■ **EXERCISE OBJECTIVE**
Each entry must be copied exactly, without omission.

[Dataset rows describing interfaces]
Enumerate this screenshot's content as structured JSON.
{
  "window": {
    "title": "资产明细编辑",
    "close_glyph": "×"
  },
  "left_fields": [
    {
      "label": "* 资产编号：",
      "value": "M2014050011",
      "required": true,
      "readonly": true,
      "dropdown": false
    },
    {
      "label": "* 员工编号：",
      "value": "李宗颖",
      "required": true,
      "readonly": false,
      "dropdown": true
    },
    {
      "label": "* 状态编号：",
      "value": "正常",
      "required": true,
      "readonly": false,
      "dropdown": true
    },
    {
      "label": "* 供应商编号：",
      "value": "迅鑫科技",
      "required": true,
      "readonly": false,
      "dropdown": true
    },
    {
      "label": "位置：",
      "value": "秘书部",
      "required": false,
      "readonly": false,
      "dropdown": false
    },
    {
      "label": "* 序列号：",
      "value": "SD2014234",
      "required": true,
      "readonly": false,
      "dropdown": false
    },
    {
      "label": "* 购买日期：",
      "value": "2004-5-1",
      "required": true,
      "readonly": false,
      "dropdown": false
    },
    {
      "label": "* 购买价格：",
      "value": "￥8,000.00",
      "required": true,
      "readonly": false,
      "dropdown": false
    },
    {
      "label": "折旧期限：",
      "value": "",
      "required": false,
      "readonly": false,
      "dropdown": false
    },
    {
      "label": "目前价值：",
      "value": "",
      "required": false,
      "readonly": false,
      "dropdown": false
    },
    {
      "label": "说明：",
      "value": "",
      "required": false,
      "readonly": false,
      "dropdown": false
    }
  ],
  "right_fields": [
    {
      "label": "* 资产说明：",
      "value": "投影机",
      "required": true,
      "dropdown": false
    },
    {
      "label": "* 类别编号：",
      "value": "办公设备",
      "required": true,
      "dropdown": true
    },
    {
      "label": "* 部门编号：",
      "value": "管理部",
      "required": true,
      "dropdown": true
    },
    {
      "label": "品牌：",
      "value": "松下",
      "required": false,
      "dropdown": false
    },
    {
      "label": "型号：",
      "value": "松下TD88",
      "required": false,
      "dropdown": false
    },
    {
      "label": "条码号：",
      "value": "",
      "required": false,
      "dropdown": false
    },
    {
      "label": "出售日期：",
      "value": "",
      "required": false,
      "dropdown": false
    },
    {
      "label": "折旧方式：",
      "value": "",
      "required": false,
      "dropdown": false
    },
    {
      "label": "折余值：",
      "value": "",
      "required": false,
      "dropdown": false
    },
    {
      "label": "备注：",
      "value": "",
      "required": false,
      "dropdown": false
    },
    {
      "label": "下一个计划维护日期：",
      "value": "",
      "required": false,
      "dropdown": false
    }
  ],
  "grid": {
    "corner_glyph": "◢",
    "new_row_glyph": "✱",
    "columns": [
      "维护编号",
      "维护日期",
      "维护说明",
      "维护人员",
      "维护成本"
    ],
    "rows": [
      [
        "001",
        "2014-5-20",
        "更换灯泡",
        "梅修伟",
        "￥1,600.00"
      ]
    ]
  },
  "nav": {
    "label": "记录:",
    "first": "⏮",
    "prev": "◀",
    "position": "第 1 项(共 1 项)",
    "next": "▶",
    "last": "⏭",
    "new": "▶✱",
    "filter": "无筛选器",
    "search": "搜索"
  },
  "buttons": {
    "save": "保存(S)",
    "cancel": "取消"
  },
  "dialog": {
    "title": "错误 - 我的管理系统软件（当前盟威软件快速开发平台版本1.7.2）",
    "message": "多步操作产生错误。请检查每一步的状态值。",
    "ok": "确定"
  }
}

■ **ANSWER**
Enumerate this screenshot's content as structured JSON.
{
  "window": {
    "title": "资产明细编辑",
    "close_glyph": "×"
  },
  "left_fields": [
    {
      "label": "* 资产编号：",
      "value": "M2014050011",
      "required": true,
      "readonly": true,
      "dropdown": false
    },
    {
      "label": "* 员工编号：",
      "value": "李宗颖",
      "required": true,
      "readonly": false,
      "dropdown": true
    },
    {
      "label": "* 状态编号：",
      "value": "正常",
      "required": true,
      "readonly": false,
      "dropdown": true
    },
    {
      "label": "* 供应商编号：",
      "value": "迅鑫科技",
      "required": true,
      "readonly": false,
      "dropdown": true
    },
    {
      "label": "位置：",
      "value": "秘书部",
      "required": false,
      "readonly": false,
      "dropdown": false
    },
    {
      "label": "* 序列号：",
      "value": "SD2014234",
      "required": true,
      "readonly": false,
      "dropdown": false
    },
    {
      "label": "* 购买日期：",
      "value": "2004-5-1",
      "required": true,
      "readonly": false,
      "dropdown": false
    },
    {
      "label": "* 购买价格：",
      "value": "￥8,000.00",
      "required": true,
      "readonly": false,
      "dropdown": false
    },
    {
      "label": "折旧期限：",
      "value": "",
      "required": false,
      "readonly": false,
      "dropdown": false
    },
    {
      "label": "目前价值：",
      "value": "",
      "required": false,
      "readonly": false,
      "dropdown": false
    },
    {
      "label": "说明：",
      "value": "",
      "required": false,
      "readonly": false,
      "dropdown": false
    }
  ],
  "right_fields": [
    {
      "label": "* 资产说明：",
      "value": "投影机",
      "required": true,
      "dropdown": false
    },
    {
      "label": "* 类别编号：",
      "value": "办公设备",
      "required": true,
      "dropdown": true
    },
    {
      "label": "* 部门编号：",
      "value": "管理部",
      "required": true,
      "dropdown": true
    },
    {
      "label": "品牌：",
      "value": "松下",
      "required": false,
      "dropdown": false
    },
    {
      "label": "型号：",
      "value": "松下TD88",
      "required": false,
      "dropdown": false
    },
    {
      "label": "条码号：",
      "value": "",
      "required": false,
      "dropdown": false
    },
    {
      "label": "出售日期：",
      "value": "",
      "required": false,
      "dropdown": false
    },
    {
      "label": "折旧方式：",
      "value": "",
      "required": false,
      "dropdown": false
    },
    {
      "label": "折余值：",
      "value": "",
      "required": false,
      "dropdown": false
    },
    {
      "label": "备注：",
      "value": "",
      "required": false,
      "dropdown": false
    },
    {
      "label": "下一个计划维护日期：",
      "value": "",
      "required": false,
      "dropdown": false
    }
  ],
  "grid": {
    "corner_glyph": "◢",
    "new_row_glyph": "✱",
    "columns": [
      "维护编号",
      "维护日期",
      "维护说明",
      "维护人员",
      "维护成本"
    ],
    "rows": [
      [
        "001",
        "2014-5-20",
        "更换灯泡",
        "梅修伟",
        "￥1,600.00"
      ]
    ]
  },
  "nav": {
    "label": "记录:",
    "first": "⏮",
    "prev": "◀",
    "position": "第 1 项(共 1 项)",
    "next": "▶",
    "last": "⏭",
    "new": "▶✱",
    "filter": "无筛选器",
    "search": "搜索"
  },
  "buttons": {
    "save": "保存(S)",
    "cancel": "取消"
  },
  "dialog": {
    "title": "错误 - 我的管理系统软件（当前盟威软件快速开发平台版本1.7.2）",
    "message": "多步操作产生错误。请检查每一步的状态值。",
    "ok": "确定"
  }
}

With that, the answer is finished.